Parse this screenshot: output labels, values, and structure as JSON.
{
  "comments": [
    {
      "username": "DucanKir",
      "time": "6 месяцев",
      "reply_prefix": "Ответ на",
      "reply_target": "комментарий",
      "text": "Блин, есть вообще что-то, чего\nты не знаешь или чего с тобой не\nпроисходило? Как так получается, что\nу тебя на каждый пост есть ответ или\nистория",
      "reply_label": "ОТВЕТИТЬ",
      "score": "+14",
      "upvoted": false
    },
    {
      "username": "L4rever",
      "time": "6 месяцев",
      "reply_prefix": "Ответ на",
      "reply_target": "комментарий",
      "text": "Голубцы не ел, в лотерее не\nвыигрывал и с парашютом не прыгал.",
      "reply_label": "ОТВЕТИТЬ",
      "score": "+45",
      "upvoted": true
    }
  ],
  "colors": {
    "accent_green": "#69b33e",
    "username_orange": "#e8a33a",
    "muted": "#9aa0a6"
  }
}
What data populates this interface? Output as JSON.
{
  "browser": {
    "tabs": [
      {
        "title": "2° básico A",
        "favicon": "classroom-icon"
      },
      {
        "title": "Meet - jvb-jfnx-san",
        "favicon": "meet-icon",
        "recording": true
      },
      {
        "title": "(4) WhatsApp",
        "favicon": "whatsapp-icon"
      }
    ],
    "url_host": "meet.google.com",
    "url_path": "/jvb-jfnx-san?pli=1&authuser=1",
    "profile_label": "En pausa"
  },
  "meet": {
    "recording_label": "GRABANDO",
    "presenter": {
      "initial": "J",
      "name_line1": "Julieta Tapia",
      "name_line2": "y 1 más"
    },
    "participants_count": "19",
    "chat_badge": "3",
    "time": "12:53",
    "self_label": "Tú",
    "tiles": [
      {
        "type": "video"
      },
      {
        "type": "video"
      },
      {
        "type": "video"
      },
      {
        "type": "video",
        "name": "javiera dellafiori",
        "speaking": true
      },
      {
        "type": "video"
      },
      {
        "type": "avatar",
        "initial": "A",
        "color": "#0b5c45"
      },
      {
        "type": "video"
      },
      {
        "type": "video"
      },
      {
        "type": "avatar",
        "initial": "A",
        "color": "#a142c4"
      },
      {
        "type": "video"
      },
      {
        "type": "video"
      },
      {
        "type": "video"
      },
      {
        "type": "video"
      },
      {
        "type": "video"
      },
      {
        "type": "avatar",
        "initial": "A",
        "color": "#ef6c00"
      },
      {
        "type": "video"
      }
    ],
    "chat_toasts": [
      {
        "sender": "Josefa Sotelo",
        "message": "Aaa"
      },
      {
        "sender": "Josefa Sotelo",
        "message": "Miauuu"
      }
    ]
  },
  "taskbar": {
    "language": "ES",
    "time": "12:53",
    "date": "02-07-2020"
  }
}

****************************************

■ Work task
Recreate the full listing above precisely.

■ Problem solution
Parse this screenshot: output labels, values, and structure as JSON.
{
  "comments": [
    {
      "username": "DucanKir",
      "time": "6 месяцев",
      "reply_prefix": "Ответ на",
      "reply_target": "комментарий",
      "text": "Блин, есть вообще что-то, чего\nты не знаешь или чего с тобой не\nпроисходило? Как так получается, что\nу тебя на каждый пост есть ответ или\nистория",
      "reply_label": "ОТВЕТИТЬ",
      "score": "+14",
      "upvoted": false
    },
    {
      "username": "L4rever",
      "time": "6 месяцев",
      "reply_prefix": "Ответ на",
      "reply_target": "комментарий",
      "text": "Голубцы не ел, в лотерее не\nвыигрывал и с парашютом не прыгал.",
      "reply_label": "ОТВЕТИТЬ",
      "score": "+45",
      "upvoted": true
    }
  ],
  "colors": {
    "accent_green": "#69b33e",
    "username_orange": "#e8a33a",
    "muted": "#9aa0a6"
  }
}
What data populates this interface? Output as JSON.
{
  "browser": {
    "tabs": [
      {
        "title": "2° básico A",
        "favicon": "classroom-icon"
      },
      {
        "title": "Meet - jvb-jfnx-san",
        "favicon": "meet-icon",
        "recording": true
      },
      {
        "title": "(4) WhatsApp",
        "favicon": "whatsapp-icon"
      }
    ],
    "url_host": "meet.google.com",
    "url_path": "/jvb-jfnx-san?pli=1&authuser=1",
    "profile_label": "En pausa"
  },
  "meet": {
    "recording_label": "GRABANDO",
    "presenter": {
      "initial": "J",
      "name_line1": "Julieta Tapia",
      "name_line2": "y 1 más"
    },
    "participants_count": "19",
    "chat_badge": "3",
    "time": "12:53",
    "self_label": "Tú",
    "tiles": [
      {
        "type": "video"
      },
      {
        "type": "video"
      },
      {
        "type": "video"
      },
      {
        "type": "video",
        "name": "javiera dellafiori",
        "speaking": true
      },
      {
        "type": "video"
      },
      {
        "type": "avatar",
        "initial": "A",
        "color": "#0b5c45"
      },
      {
        "type": "video"
      },
      {
        "type": "video"
      },
      {
        "type": "avatar",
        "initial": "A",
        "color": "#a142c4"
      },
      {
        "type": "video"
      },
      {
        "type": "video"
      },
      {
        "type": "video"
      },
      {
        "type": "video"
      },
      {
        "type": "video"
      },
      {
        "type": "avatar",
        "initial": "A",
        "color": "#ef6c00"
      },
      {
        "type": "video"
      }
    ],
    "chat_toasts": [
      {
        "sender": "Josefa Sotelo",
        "message": "Aaa"
      },
      {
        "sender": "Josefa Sotelo",
        "message": "Miauuu"
      }
    ]
  },
  "taskbar": {
    "language": "ES",
    "time": "12:53",
    "date": "02-07-2020"
  }
}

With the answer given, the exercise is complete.